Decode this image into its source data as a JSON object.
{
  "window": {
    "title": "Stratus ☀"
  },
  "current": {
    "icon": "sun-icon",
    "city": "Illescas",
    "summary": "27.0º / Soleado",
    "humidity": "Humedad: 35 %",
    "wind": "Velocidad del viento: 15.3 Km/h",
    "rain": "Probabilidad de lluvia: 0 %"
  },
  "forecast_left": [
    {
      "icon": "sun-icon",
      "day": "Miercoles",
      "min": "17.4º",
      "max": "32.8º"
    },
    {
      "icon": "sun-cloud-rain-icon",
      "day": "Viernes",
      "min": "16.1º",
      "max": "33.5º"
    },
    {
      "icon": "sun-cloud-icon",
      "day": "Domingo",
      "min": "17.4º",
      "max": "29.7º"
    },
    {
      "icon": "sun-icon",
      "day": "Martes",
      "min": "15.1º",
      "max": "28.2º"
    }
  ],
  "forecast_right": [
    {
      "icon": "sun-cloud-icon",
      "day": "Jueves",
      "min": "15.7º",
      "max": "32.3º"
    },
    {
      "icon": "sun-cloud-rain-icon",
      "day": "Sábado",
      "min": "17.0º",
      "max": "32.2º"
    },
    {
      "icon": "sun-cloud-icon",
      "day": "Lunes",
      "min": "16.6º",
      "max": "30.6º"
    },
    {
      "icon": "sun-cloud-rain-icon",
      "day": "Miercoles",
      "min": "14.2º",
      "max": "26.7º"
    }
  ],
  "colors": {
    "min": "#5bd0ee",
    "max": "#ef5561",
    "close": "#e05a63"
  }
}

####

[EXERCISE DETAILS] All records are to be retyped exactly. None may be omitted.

[REPLY]
Decode this image into its source data as a JSON object.
{
  "window": {
    "title": "Stratus ☀"
  },
  "current": {
    "icon": "sun-icon",
    "city": "Illescas",
    "summary": "27.0º / Soleado",
    "humidity": "Humedad: 35 %",
    "wind": "Velocidad del viento: 15.3 Km/h",
    "rain": "Probabilidad de lluvia: 0 %"
  },
  "forecast_left": [
    {
      "icon": "sun-icon",
      "day": "Miercoles",
      "min": "17.4º",
      "max": "32.8º"
    },
    {
      "icon": "sun-cloud-rain-icon",
      "day": "Viernes",
      "min": "16.1º",
      "max": "33.5º"
    },
    {
      "icon": "sun-cloud-icon",
      "day": "Domingo",
      "min": "17.4º",
      "max": "29.7º"
    },
    {
      "icon": "sun-icon",
      "day": "Martes",
      "min": "15.1º",
      "max": "28.2º"
    }
  ],
  "forecast_right": [
    {
      "icon": "sun-cloud-icon",
      "day": "Jueves",
      "min": "15.7º",
      "max": "32.3º"
    },
    {
      "icon": "sun-cloud-rain-icon",
      "day": "Sábado",
      "min": "17.0º",
      "max": "32.2º"
    },
    {
      "icon": "sun-cloud-icon",
      "day": "Lunes",
      "min": "16.6º",
      "max": "30.6º"
    },
    {
      "icon": "sun-cloud-rain-icon",
      "day": "Miercoles",
      "min": "14.2º",
      "max": "26.7º"
    }
  ],
  "colors": {
    "min": "#5bd0ee",
    "max": "#ef5561",
    "close": "#e05a63"
  }
}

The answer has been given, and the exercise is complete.